YOUR TASK: Nothing in the listing should differ in your copy; retype it all exactly.

EXCERPTED DATA:
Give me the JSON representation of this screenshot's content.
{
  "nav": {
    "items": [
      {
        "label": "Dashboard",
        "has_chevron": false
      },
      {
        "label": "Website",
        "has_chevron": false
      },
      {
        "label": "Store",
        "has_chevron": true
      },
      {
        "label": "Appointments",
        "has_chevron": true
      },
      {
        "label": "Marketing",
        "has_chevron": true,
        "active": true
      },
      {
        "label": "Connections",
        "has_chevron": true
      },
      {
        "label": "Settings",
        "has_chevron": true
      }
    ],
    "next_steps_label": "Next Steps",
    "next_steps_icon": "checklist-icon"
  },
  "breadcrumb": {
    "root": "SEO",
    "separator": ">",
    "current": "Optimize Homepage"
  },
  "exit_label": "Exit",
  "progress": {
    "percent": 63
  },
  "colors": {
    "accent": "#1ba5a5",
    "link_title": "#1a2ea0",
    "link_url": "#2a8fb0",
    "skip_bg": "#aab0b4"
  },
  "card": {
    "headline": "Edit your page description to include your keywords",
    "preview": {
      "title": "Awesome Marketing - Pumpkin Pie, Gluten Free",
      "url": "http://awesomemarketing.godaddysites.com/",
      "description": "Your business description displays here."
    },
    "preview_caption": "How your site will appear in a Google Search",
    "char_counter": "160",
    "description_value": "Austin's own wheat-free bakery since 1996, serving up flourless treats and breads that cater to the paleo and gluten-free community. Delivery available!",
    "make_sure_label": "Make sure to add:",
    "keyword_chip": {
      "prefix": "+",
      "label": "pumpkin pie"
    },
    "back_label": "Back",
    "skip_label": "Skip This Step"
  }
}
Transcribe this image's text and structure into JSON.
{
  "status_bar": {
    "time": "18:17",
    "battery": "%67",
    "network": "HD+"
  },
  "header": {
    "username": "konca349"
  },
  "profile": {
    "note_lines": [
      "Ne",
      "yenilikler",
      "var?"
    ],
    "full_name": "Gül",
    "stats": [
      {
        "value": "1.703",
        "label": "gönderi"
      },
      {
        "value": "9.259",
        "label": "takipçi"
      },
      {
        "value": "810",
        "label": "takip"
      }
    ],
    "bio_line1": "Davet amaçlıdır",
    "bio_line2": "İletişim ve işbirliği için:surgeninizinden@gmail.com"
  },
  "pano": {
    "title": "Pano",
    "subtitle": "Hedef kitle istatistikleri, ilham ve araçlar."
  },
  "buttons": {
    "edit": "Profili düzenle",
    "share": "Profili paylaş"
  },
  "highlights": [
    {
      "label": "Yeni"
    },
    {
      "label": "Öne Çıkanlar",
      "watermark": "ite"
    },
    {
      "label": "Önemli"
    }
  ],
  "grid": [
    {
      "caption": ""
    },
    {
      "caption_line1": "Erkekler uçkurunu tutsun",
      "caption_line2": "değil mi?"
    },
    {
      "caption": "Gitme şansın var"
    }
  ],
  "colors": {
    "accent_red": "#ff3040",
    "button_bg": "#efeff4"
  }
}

SOLUTION BELOW:
Give me the JSON representation of this screenshot's content.
{
  "nav": {
    "items": [
      {
        "label": "Dashboard",
        "has_chevron": false
      },
      {
        "label": "Website",
        "has_chevron": false
      },
      {
        "label": "Store",
        "has_chevron": true
      },
      {
        "label": "Appointments",
        "has_chevron": true
      },
      {
        "label": "Marketing",
        "has_chevron": true,
        "active": true
      },
      {
        "label": "Connections",
        "has_chevron": true
      },
      {
        "label": "Settings",
        "has_chevron": true
      }
    ],
    "next_steps_label": "Next Steps",
    "next_steps_icon": "checklist-icon"
  },
  "breadcrumb": {
    "root": "SEO",
    "separator": ">",
    "current": "Optimize Homepage"
  },
  "exit_label": "Exit",
  "progress": {
    "percent": 63
  },
  "colors": {
    "accent": "#1ba5a5",
    "link_title": "#1a2ea0",
    "link_url": "#2a8fb0",
    "skip_bg": "#aab0b4"
  },
  "card": {
    "headline": "Edit your page description to include your keywords",
    "preview": {
      "title": "Awesome Marketing - Pumpkin Pie, Gluten Free",
      "url": "http://awesomemarketing.godaddysites.com/",
      "description": "Your business description displays here."
    },
    "preview_caption": "How your site will appear in a Google Search",
    "char_counter": "160",
    "description_value": "Austin's own wheat-free bakery since 1996, serving up flourless treats and breads that cater to the paleo and gluten-free community. Delivery available!",
    "make_sure_label": "Make sure to add:",
    "keyword_chip": {
      "prefix": "+",
      "label": "pumpkin pie"
    },
    "back_label": "Back",
    "skip_label": "Skip This Step"
  }
}
Transcribe this image's text and structure into JSON.
{
  "status_bar": {
    "time": "18:17",
    "battery": "%67",
    "network": "HD+"
  },
  "header": {
    "username": "konca349"
  },
  "profile": {
    "note_lines": [
      "Ne",
      "yenilikler",
      "var?"
    ],
    "full_name": "Gül",
    "stats": [
      {
        "value": "1.703",
        "label": "gönderi"
      },
      {
        "value": "9.259",
        "label": "takipçi"
      },
      {
        "value": "810",
        "label": "takip"
      }
    ],
    "bio_line1": "Davet amaçlıdır",
    "bio_line2": "İletişim ve işbirliği için:surgeninizinden@gmail.com"
  },
  "pano": {
    "title": "Pano",
    "subtitle": "Hedef kitle istatistikleri, ilham ve araçlar."
  },
  "buttons": {
    "edit": "Profili düzenle",
    "share": "Profili paylaş"
  },
  "highlights": [
    {
      "label": "Yeni"
    },
    {
      "label": "Öne Çıkanlar",
      "watermark": "ite"
    },
    {
      "label": "Önemli"
    }
  ],
  "grid": [
    {
      "caption": ""
    },
    {
      "caption_line1": "Erkekler uçkurunu tutsun",
      "caption_line2": "değil mi?"
    },
    {
      "caption": "Gitme şansın var"
    }
  ],
  "colors": {
    "accent_red": "#ff3040",
    "button_bg": "#efeff4"
  }
}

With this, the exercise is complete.